[[ EXERCISE INPUTS, beginning ]]
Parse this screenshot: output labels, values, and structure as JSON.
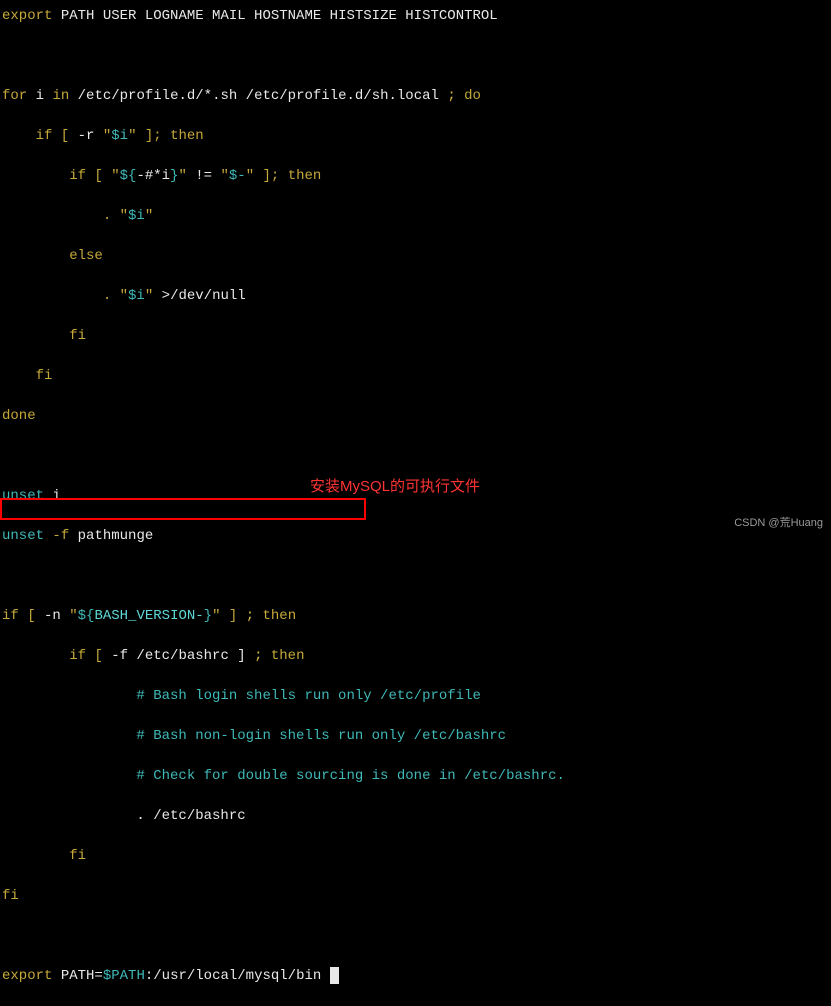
{
  "code": {
    "l1a": "export",
    "l1b": " PATH USER LOGNAME MAIL HOSTNAME HISTSIZE HISTCONTROL",
    "l3a": "for",
    "l3b": " i ",
    "l3c": "in",
    "l3d": " /etc/profile.d/*.sh /etc/profile.d/sh.local ",
    "l3e": ";",
    "l3f": " do",
    "l4a": "    if [ ",
    "l4b": "-r",
    "l4c": " \"",
    "l4d": "$i",
    "l4e": "\" ]; then",
    "l5a": "        if [ \"",
    "l5b": "${",
    "l5c": "-#*i",
    "l5d": "}",
    "l5e": "\" ",
    "l5f": "!=",
    "l5g": " \"",
    "l5h": "$-",
    "l5i": "\" ]; then",
    "l6a": "            . \"",
    "l6b": "$i",
    "l6c": "\"",
    "l7a": "        else",
    "l8a": "            . \"",
    "l8b": "$i",
    "l8c": "\" ",
    "l8d": ">",
    "l8e": "/dev/null",
    "l9a": "        fi",
    "l10a": "    fi",
    "l11a": "done",
    "l13a": "unset",
    "l13b": " i",
    "l14a": "unset",
    "l14b": " -f",
    "l14c": " pathmunge",
    "l16a": "if [ ",
    "l16b": "-n",
    "l16c": " \"",
    "l16d": "${",
    "l16e": "BASH_VERSION-",
    "l16f": "}",
    "l16g": "\" ] ",
    "l16h": ";",
    "l16i": " then",
    "l17a": "        if [ ",
    "l17b": "-f",
    "l17c": " /etc/bashrc ] ",
    "l17d": ";",
    "l17e": " then",
    "l18a": "                # Bash login shells run only /etc/profile",
    "l19a": "                # Bash non-login shells run only /etc/bashrc",
    "l20a": "                # Check for double sourcing is done in /etc/bashrc.",
    "l21a": "                . /etc/bashrc",
    "l22a": "        fi",
    "l23a": "fi",
    "l25a": "export",
    "l25b": " PATH=",
    "l25c": "$PATH",
    "l25d": ":/usr/local/mysql/bin "
  },
  "annotation": "安装MySQL的可执行文件",
  "watermark": "CSDN @荒Huang"
}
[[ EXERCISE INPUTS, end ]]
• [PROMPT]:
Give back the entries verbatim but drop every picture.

• [EXERCISE SOLUTION]:
Parse this screenshot: output labels, values, and structure as JSON.
{
  "code": {
    "l1a": "export",
    "l1b": " PATH USER LOGNAME MAIL HOSTNAME HISTSIZE HISTCONTROL",
    "l3a": "for",
    "l3b": " i ",
    "l3c": "in",
    "l3d": " /etc/profile.d/*.sh /etc/profile.d/sh.local ",
    "l3e": ";",
    "l3f": " do",
    "l4a": "    if [ ",
    "l4b": "-r",
    "l4c": " \"",
    "l4d": "$i",
    "l4e": "\" ]; then",
    "l5a": "        if [ \"",
    "l5b": "${",
    "l5c": "-#*i",
    "l5d": "}",
    "l5e": "\" ",
    "l5f": "!=",
    "l5g": " \"",
    "l5h": "$-",
    "l5i": "\" ]; then",
    "l6a": "            . \"",
    "l6b": "$i",
    "l6c": "\"",
    "l7a": "        else",
    "l8a": "            . \"",
    "l8b": "$i",
    "l8c": "\" ",
    "l8d": ">",
    "l8e": "/dev/null",
    "l9a": "        fi",
    "l10a": "    fi",
    "l11a": "done",
    "l13a": "unset",
    "l13b": " i",
    "l14a": "unset",
    "l14b": " -f",
    "l14c": " pathmunge",
    "l16a": "if [ ",
    "l16b": "-n",
    "l16c": " \"",
    "l16d": "${",
    "l16e": "BASH_VERSION-",
    "l16f": "}",
    "l16g": "\" ] ",
    "l16h": ";",
    "l16i": " then",
    "l17a": "        if [ ",
    "l17b": "-f",
    "l17c": " /etc/bashrc ] ",
    "l17d": ";",
    "l17e": " then",
    "l18a": "                # Bash login shells run only /etc/profile",
    "l19a": "                # Bash non-login shells run only /etc/bashrc",
    "l20a": "                # Check for double sourcing is done in /etc/bashrc.",
    "l21a": "                . /etc/bashrc",
    "l22a": "        fi",
    "l23a": "fi",
    "l25a": "export",
    "l25b": " PATH=",
    "l25c": "$PATH",
    "l25d": ":/usr/local/mysql/bin "
  },
  "annotation": "安装MySQL的可执行文件",
  "watermark": "CSDN @荒Huang"
}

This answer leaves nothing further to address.